### Action item
Omit all pictures, then retype the data exactly as given.

### Raw data
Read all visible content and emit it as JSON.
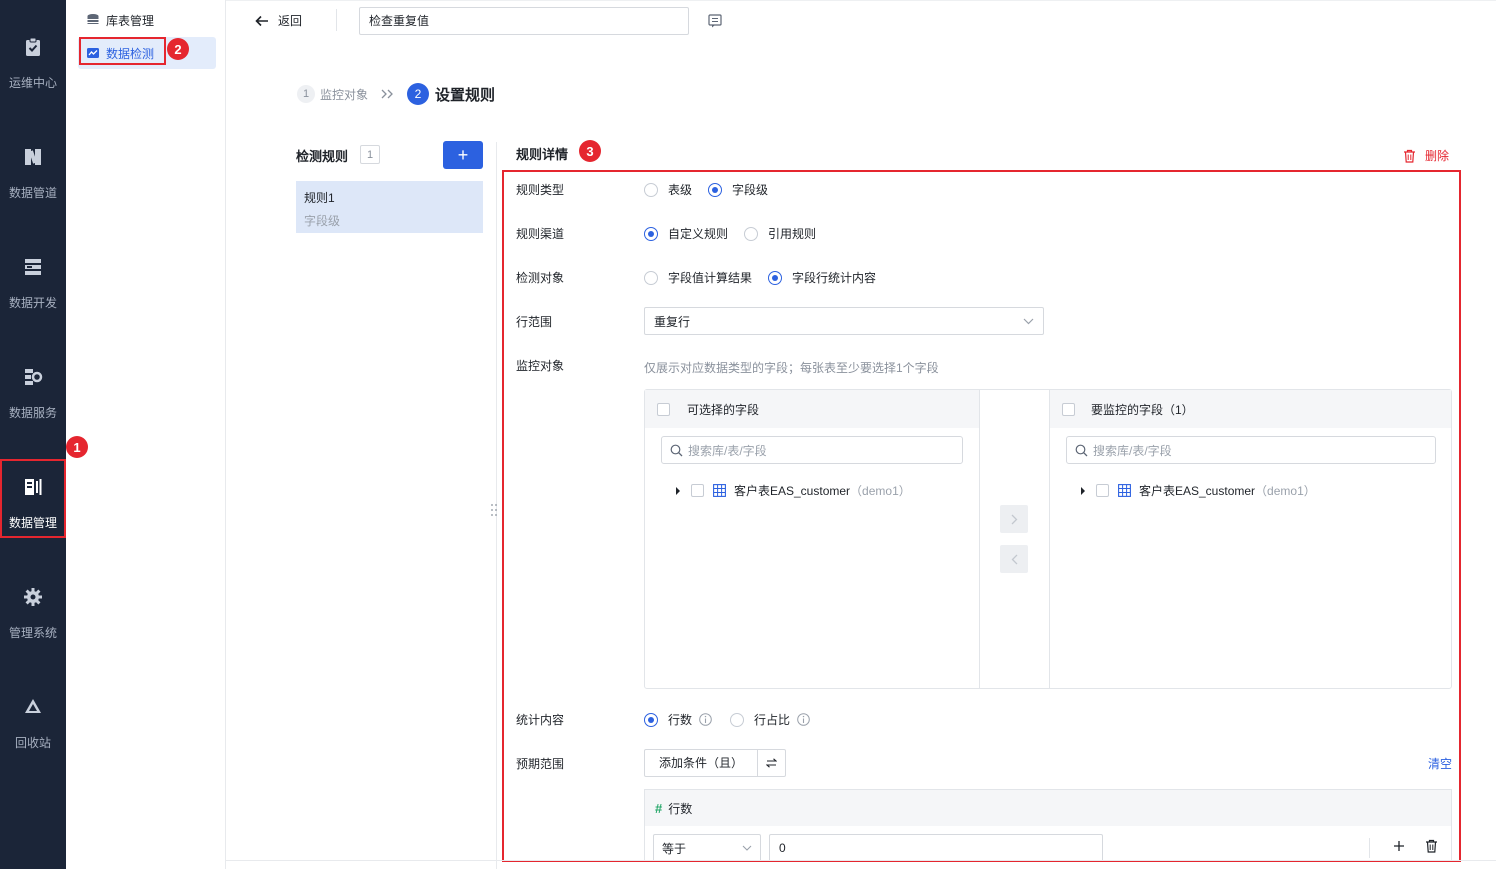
{
  "nav": {
    "items": [
      {
        "label": "运维中心",
        "icon": "clipboard-check-icon"
      },
      {
        "label": "数据管道",
        "icon": "pipeline-icon"
      },
      {
        "label": "数据开发",
        "icon": "stack-icon"
      },
      {
        "label": "数据服务",
        "icon": "service-icon"
      },
      {
        "label": "数据管理",
        "icon": "data-manage-icon"
      },
      {
        "label": "管理系统",
        "icon": "gear-icon"
      },
      {
        "label": "回收站",
        "icon": "recycle-icon"
      }
    ],
    "active_index": 4
  },
  "subnav": {
    "items": [
      {
        "label": "库表管理",
        "icon": "database-icon"
      },
      {
        "label": "数据检测",
        "icon": "monitor-icon"
      }
    ],
    "active_index": 1
  },
  "annotations": {
    "badge1": "1",
    "badge2": "2",
    "badge3": "3"
  },
  "topbar": {
    "back_label": "返回",
    "title_value": "检查重复值"
  },
  "steps": [
    {
      "num": "1",
      "label": "监控对象"
    },
    {
      "num": "2",
      "label": "设置规则"
    }
  ],
  "rules_panel": {
    "title": "检测规则",
    "count": "1",
    "add_label": "+",
    "items": [
      {
        "name": "规则1",
        "sub": "字段级"
      }
    ]
  },
  "detail": {
    "title": "规则详情",
    "delete_label": "删除",
    "rule_type": {
      "label": "规则类型",
      "options": [
        "表级",
        "字段级"
      ],
      "selected": 1
    },
    "rule_channel": {
      "label": "规则渠道",
      "options": [
        "自定义规则",
        "引用规则"
      ],
      "selected": 0
    },
    "detect_target": {
      "label": "检测对象",
      "options": [
        "字段值计算结果",
        "字段行统计内容"
      ],
      "selected": 1
    },
    "row_range": {
      "label": "行范围",
      "value": "重复行"
    },
    "monitor": {
      "label": "监控对象",
      "hint": "仅展示对应数据类型的字段；每张表至少要选择1个字段",
      "left_title": "可选择的字段",
      "right_title": "要监控的字段（1）",
      "search_placeholder": "搜索库/表/字段",
      "table_name": "客户表EAS_customer",
      "table_db": "（demo1）"
    },
    "stat_content": {
      "label": "统计内容",
      "options": [
        "行数",
        "行占比"
      ],
      "selected": 0
    },
    "expect_range": {
      "label": "预期范围",
      "add_condition": "添加条件（且）",
      "clear_label": "清空",
      "field_label": "行数",
      "operator": "等于",
      "value": "0"
    }
  },
  "colors": {
    "primary": "#2c61e0",
    "annotation_red": "#e5262f",
    "nav_bg": "#1b2538"
  }
}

### Answer for this exercise
Read all visible content and emit it as JSON.
{
  "nav": {
    "items": [
      {
        "label": "运维中心",
        "icon": "clipboard-check-icon"
      },
      {
        "label": "数据管道",
        "icon": "pipeline-icon"
      },
      {
        "label": "数据开发",
        "icon": "stack-icon"
      },
      {
        "label": "数据服务",
        "icon": "service-icon"
      },
      {
        "label": "数据管理",
        "icon": "data-manage-icon"
      },
      {
        "label": "管理系统",
        "icon": "gear-icon"
      },
      {
        "label": "回收站",
        "icon": "recycle-icon"
      }
    ],
    "active_index": 4
  },
  "subnav": {
    "items": [
      {
        "label": "库表管理",
        "icon": "database-icon"
      },
      {
        "label": "数据检测",
        "icon": "monitor-icon"
      }
    ],
    "active_index": 1
  },
  "annotations": {
    "badge1": "1",
    "badge2": "2",
    "badge3": "3"
  },
  "topbar": {
    "back_label": "返回",
    "title_value": "检查重复值"
  },
  "steps": [
    {
      "num": "1",
      "label": "监控对象"
    },
    {
      "num": "2",
      "label": "设置规则"
    }
  ],
  "rules_panel": {
    "title": "检测规则",
    "count": "1",
    "add_label": "+",
    "items": [
      {
        "name": "规则1",
        "sub": "字段级"
      }
    ]
  },
  "detail": {
    "title": "规则详情",
    "delete_label": "删除",
    "rule_type": {
      "label": "规则类型",
      "options": [
        "表级",
        "字段级"
      ],
      "selected": 1
    },
    "rule_channel": {
      "label": "规则渠道",
      "options": [
        "自定义规则",
        "引用规则"
      ],
      "selected": 0
    },
    "detect_target": {
      "label": "检测对象",
      "options": [
        "字段值计算结果",
        "字段行统计内容"
      ],
      "selected": 1
    },
    "row_range": {
      "label": "行范围",
      "value": "重复行"
    },
    "monitor": {
      "label": "监控对象",
      "hint": "仅展示对应数据类型的字段；每张表至少要选择1个字段",
      "left_title": "可选择的字段",
      "right_title": "要监控的字段（1）",
      "search_placeholder": "搜索库/表/字段",
      "table_name": "客户表EAS_customer",
      "table_db": "（demo1）"
    },
    "stat_content": {
      "label": "统计内容",
      "options": [
        "行数",
        "行占比"
      ],
      "selected": 0
    },
    "expect_range": {
      "label": "预期范围",
      "add_condition": "添加条件（且）",
      "clear_label": "清空",
      "field_label": "行数",
      "operator": "等于",
      "value": "0"
    }
  },
  "colors": {
    "primary": "#2c61e0",
    "annotation_red": "#e5262f",
    "nav_bg": "#1b2538"
  }
}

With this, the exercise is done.